■ REQUIRED WORK
Search the entries below for "watermark". Report each line where it occurs.
#### RECORDS FOR PROCESSING ####
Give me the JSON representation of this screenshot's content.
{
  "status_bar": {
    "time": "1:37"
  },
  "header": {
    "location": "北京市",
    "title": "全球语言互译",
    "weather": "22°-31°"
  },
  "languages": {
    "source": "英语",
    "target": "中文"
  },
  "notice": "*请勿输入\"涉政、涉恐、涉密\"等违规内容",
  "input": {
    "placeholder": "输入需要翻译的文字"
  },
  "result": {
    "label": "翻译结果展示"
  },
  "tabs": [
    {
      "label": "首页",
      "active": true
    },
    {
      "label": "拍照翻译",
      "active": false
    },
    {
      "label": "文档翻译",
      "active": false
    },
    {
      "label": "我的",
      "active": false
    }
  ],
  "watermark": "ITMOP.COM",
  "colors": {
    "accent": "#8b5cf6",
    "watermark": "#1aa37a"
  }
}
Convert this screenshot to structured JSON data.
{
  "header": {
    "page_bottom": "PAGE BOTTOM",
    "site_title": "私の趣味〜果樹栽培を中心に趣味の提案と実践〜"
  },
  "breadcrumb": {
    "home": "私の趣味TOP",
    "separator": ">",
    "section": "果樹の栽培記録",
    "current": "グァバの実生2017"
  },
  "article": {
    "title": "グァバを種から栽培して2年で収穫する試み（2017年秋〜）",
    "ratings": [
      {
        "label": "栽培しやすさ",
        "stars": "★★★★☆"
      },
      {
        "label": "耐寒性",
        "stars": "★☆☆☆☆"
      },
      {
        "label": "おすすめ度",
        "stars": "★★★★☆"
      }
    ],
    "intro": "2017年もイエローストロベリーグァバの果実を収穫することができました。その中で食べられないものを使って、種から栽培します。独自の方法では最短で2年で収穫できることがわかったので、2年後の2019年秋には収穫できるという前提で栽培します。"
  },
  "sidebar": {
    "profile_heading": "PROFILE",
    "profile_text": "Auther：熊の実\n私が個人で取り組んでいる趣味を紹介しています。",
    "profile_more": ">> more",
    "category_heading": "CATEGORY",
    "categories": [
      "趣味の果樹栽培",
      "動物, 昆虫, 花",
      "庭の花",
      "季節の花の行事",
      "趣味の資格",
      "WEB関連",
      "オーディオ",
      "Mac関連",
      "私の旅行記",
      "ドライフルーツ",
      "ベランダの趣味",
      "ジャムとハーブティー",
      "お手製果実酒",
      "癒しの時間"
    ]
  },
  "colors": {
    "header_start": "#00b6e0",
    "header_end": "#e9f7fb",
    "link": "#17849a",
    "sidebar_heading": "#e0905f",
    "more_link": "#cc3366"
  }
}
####
■ RESULT OF THIS TASK
  "watermark": "ITMOP.COM",
    "watermark": "#1aa37a"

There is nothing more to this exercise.